What about hyphens? Churchill said hyphens were “a blemish, to be avoided wherever possible,” and since this great communicator avoided hyphenating words, we should too, unless confusion results. So to avoid confusion, don’t drop the hyphen and write “high school student” if it incorrectly implies a school student on drugs. Instead, use “high-school student.” But there is never any confusion in using “email” rather than “e-mail.” 

Whither creativity

By now, the reader may be thinking that concise writing with short words, sentences and paragraphs may be just too plain dull. Right brains may be screaming that the English language is rich, and our writing should be intelligently embellished by such richness. But intelligence can be demonstrated without disturbing the flow of thoughts. And actually, in expository writing intelligence is best demonstrated by the easy flow of thoughts.

Still, if done well, effectiveness can be increased with right brain devices like metaphors, similes, understatement, humor, beat, meter, rhythm, rhyme, quotations and allusions from literature and other writings, alliteration, antithesis, analogy, anaphora and anastrophe. Maybe even, when you come to the pun fork in the road, you should take it — or maybe not. And all of these devices must be used carefully so as never to impede the flow of thoughts.

Likewise, though short sentences are best, varying sentence length increases effectiveness, as long as clarity and conciseness are never sacrificed. And remember that Ernest Hemingway’s short sentences are not boring.

Sexist language 

Oh, and one last point to end this style section. Sexist language can hurt both feelings and the flow of thoughts and it can cause other harm. Seek gender neutrality, which usually is achieved by structuring sentences to use plural pronouns like “they,” rather than singular pronouns like “he.” Thus, rather than “A lawyer should simplify his briefs” try “Lawyers should simplify their briefs.”

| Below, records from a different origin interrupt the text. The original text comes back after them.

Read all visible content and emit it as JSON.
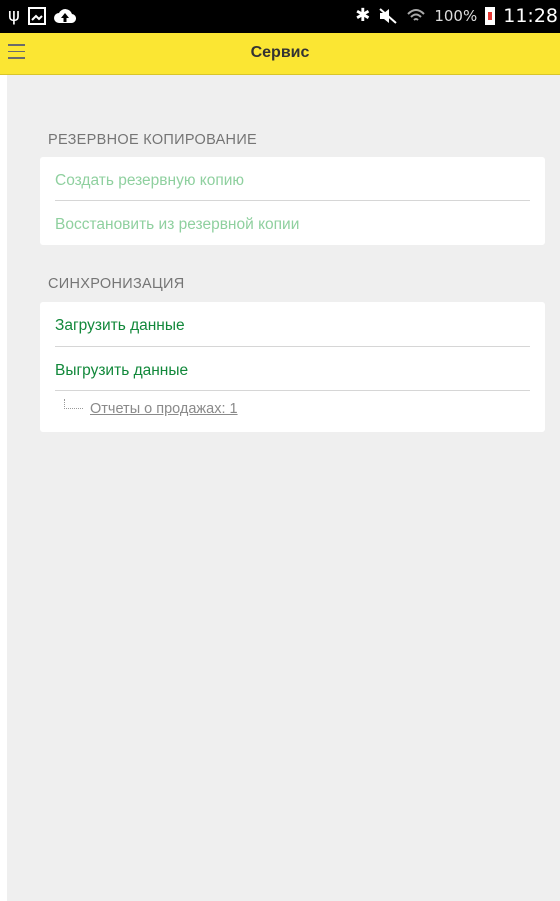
{
  "status_bar": {
    "left_icons": [
      "usb-icon",
      "image-icon",
      "cloud-upload-icon"
    ],
    "right_icons": [
      "bluetooth-icon",
      "mute-icon",
      "wifi-icon"
    ],
    "battery_percent": "100%",
    "time": "11:28"
  },
  "header": {
    "title": "Сервис",
    "menu_icon": "hamburger-menu-icon",
    "background_color": "#fbe633"
  },
  "backup_section": {
    "title": "РЕЗЕРВНОЕ КОПИРОВАНИЕ",
    "items": [
      {
        "label": "Создать резервную копию"
      },
      {
        "label": "Восстановить из резервной копии"
      }
    ]
  },
  "sync_section": {
    "title": "СИНХРОНИЗАЦИЯ",
    "items": [
      {
        "label": "Загрузить данные"
      },
      {
        "label": "Выгрузить данные"
      }
    ],
    "report_link": "Отчеты о продажах: 1"
  },
  "colors": {
    "accent_green": "#11883a",
    "disabled_green": "#8fd09f"
  }
}
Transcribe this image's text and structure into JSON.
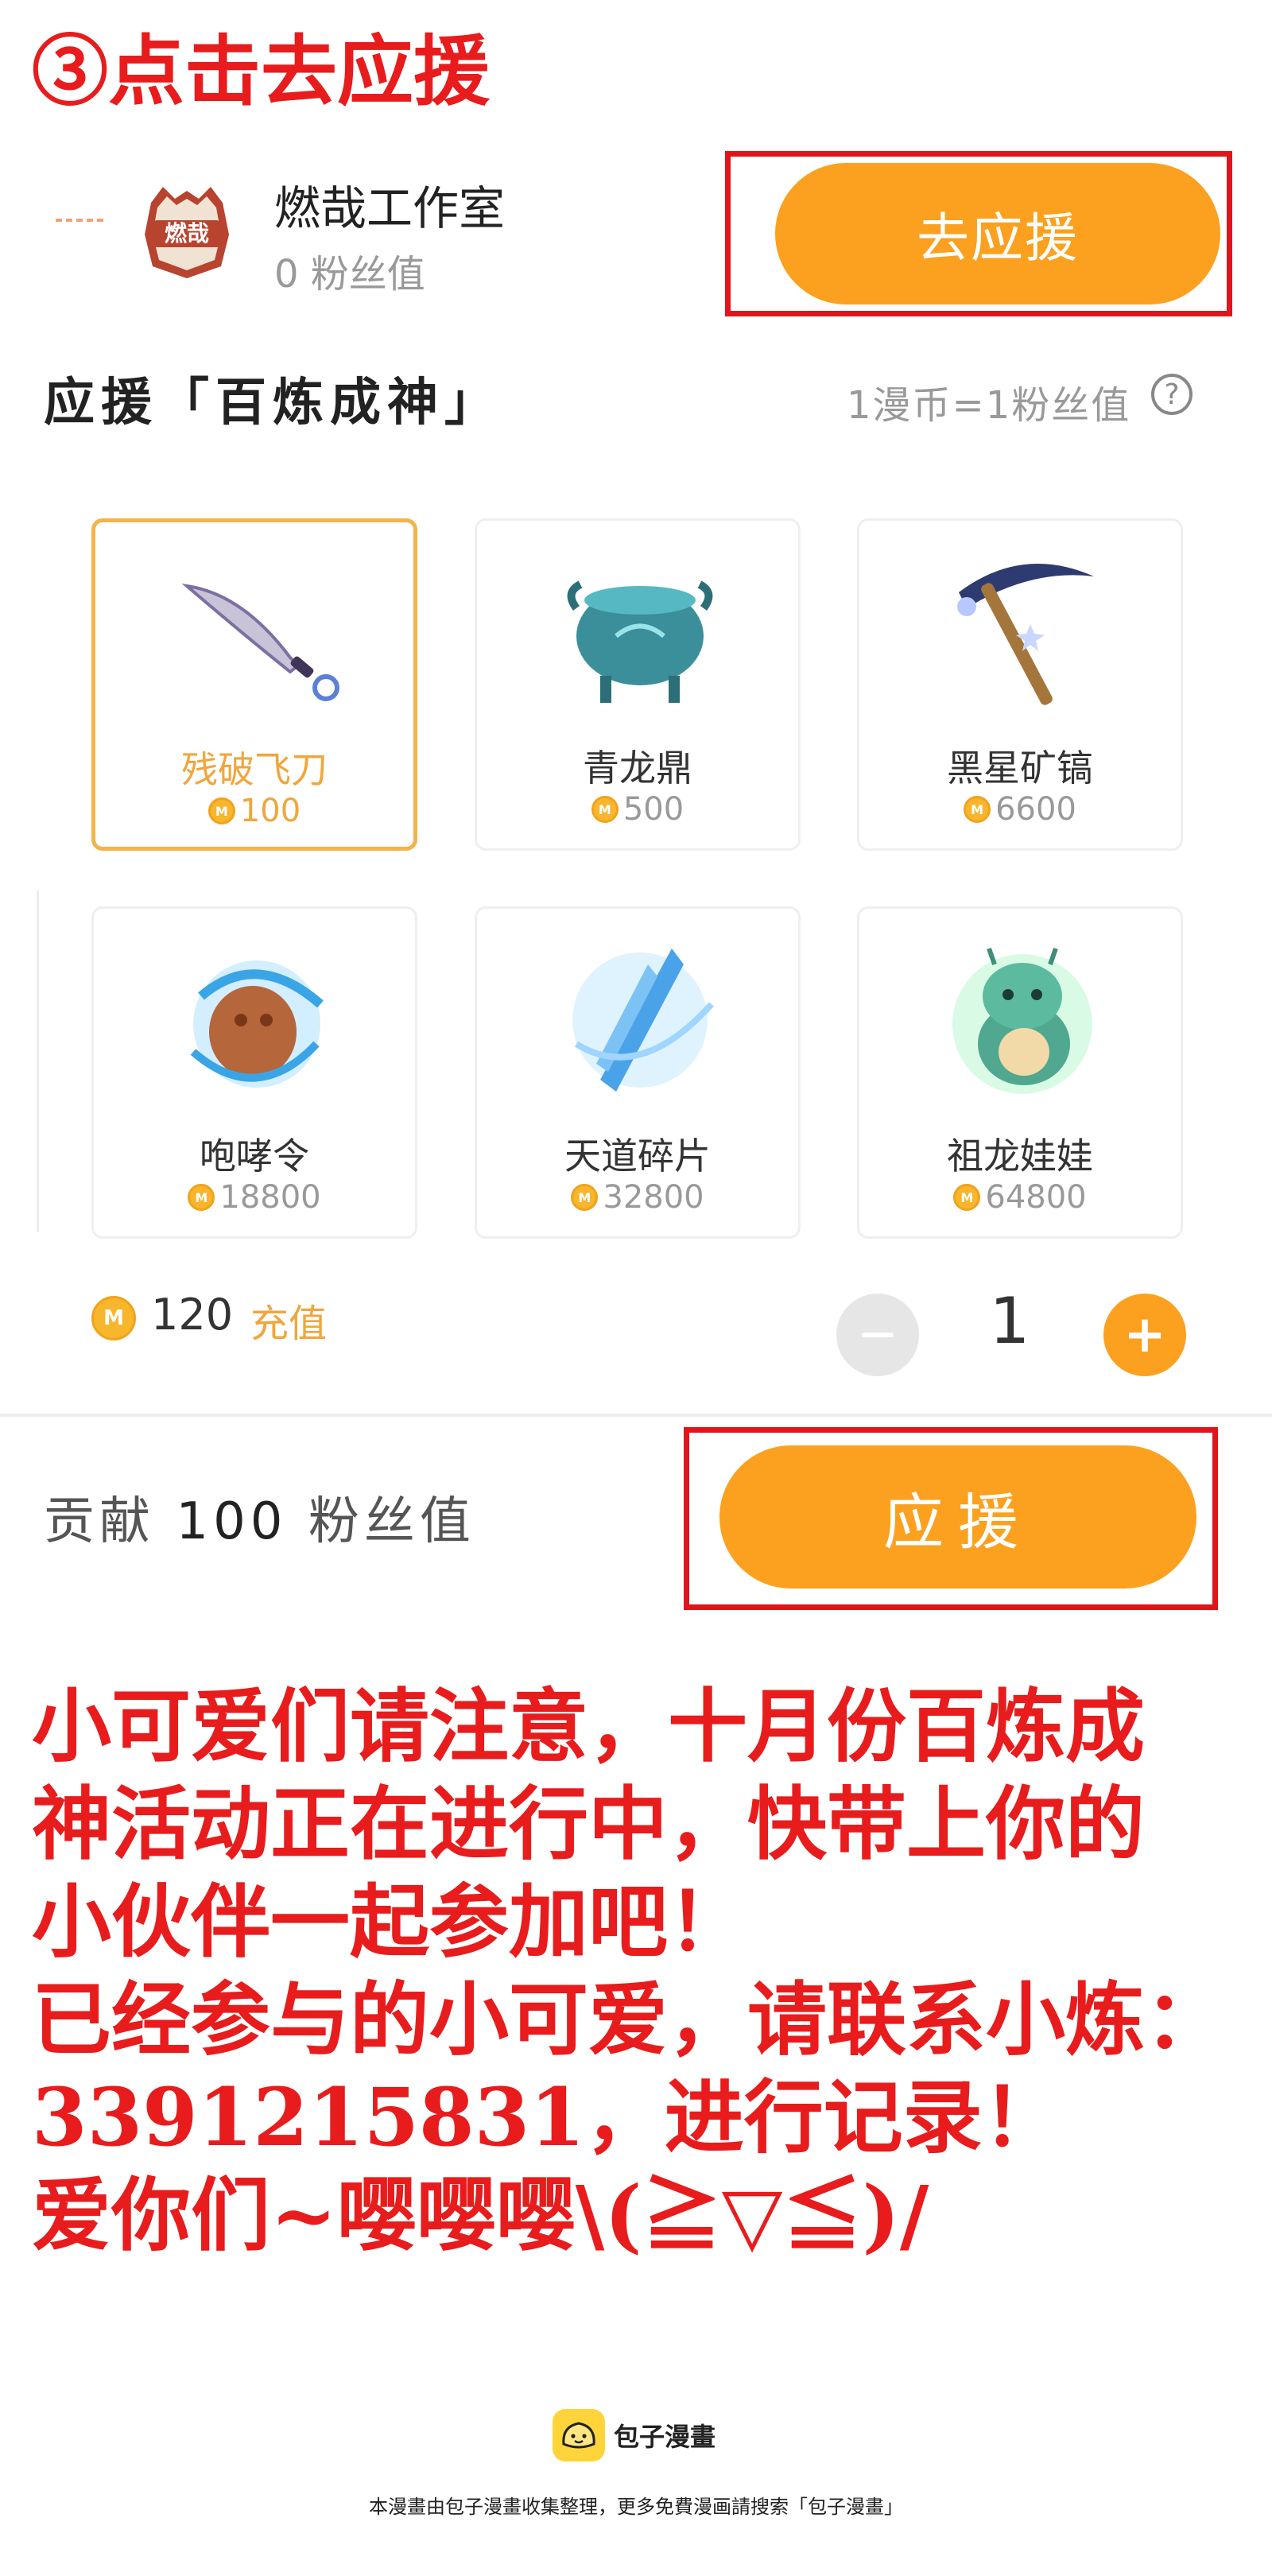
{
  "step_title": "③点击去应援",
  "studio": {
    "name": "燃哉工作室",
    "fans": "0 粉丝值",
    "logo_text": "燃哉",
    "go_support_label": "去应援"
  },
  "section": {
    "title": "应援「百炼成神」",
    "rate": "1漫币=1粉丝值",
    "help": "?"
  },
  "gifts": [
    {
      "name": "残破飞刀",
      "price": "100",
      "selected": true,
      "icon": "flying-knife-icon"
    },
    {
      "name": "青龙鼎",
      "price": "500",
      "selected": false,
      "icon": "dragon-cauldron-icon"
    },
    {
      "name": "黑星矿镐",
      "price": "6600",
      "selected": false,
      "icon": "pickaxe-icon"
    },
    {
      "name": "咆哮令",
      "price": "18800",
      "selected": false,
      "icon": "roar-token-icon"
    },
    {
      "name": "天道碎片",
      "price": "32800",
      "selected": false,
      "icon": "heaven-shard-icon"
    },
    {
      "name": "祖龙娃娃",
      "price": "64800",
      "selected": false,
      "icon": "dragon-doll-icon"
    }
  ],
  "coin_symbol": "M",
  "balance": {
    "amount": "120",
    "recharge_label": "充值"
  },
  "quantity": {
    "value": "1",
    "plus": "+"
  },
  "contribute": {
    "prefix": "贡献",
    "amount": "100",
    "suffix": "粉丝值"
  },
  "support_label": "应援",
  "notice_lines": [
    "小可爱们请注意，十月份百炼成",
    "神活动正在进行中，快带上你的",
    "小伙伴一起参加吧！",
    "已经参与的小可爱，请联系小炼：",
    "3391215831，进行记录！",
    "爱你们~嘤嘤嘤\\(≧▽≦)/"
  ],
  "footer": {
    "brand": "包子漫畫",
    "note": "本漫畫由包子漫畫收集整理，更多免費漫画請搜索「包子漫畫」"
  },
  "colors": {
    "accent": "#fba11f",
    "red": "#e81c1c",
    "selected_border": "#f3b449"
  }
}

Judicial opinions

Finally, this contract between the writer and reader applies to judges who write opinions. Fair is fair, and clarity is clarity. True, there are differences between a brief and a legal opinion. Briefs call for advocacy while judicial opinions may make the common law. Judges properly want to preserve the dignity of the courts and some perhaps want to display their erudition. But pomposity is never good and clear communication is always key, particularly when it becomes part of the common law.

Clear and simple judicial opinions can help solve the problem often noted of obtuse jury instructions. Since jury instructions are regularly taken from judicial opinions, clear and simple judicial opinions produce understandable jury instructions.

A judge must always consider the audience for the legal opinion. The audience includes those immediately affected by the opinion, like the unsophisticated relative of the criminal defendant being sent to prison, the victims of that defendant and the working class shareholders of a corporation whose stock drops due to the opinion. It also includes citizens and others who read the opinion as part of our common law or jurors who hear jury instructions based on that law. This makes the contract between the judge writing opinions and those reading them even more important. Indeed, the goal of providing access to justice should include providing access to understanding the meaning of judicial opinions.

Where to, End?

And so dear reader, if you have given me your time to read this far I owe you my appreciation and, with nothing further to write worthy of your time, our contract requires me to STOP.

Andrew J. Guilford can be reached at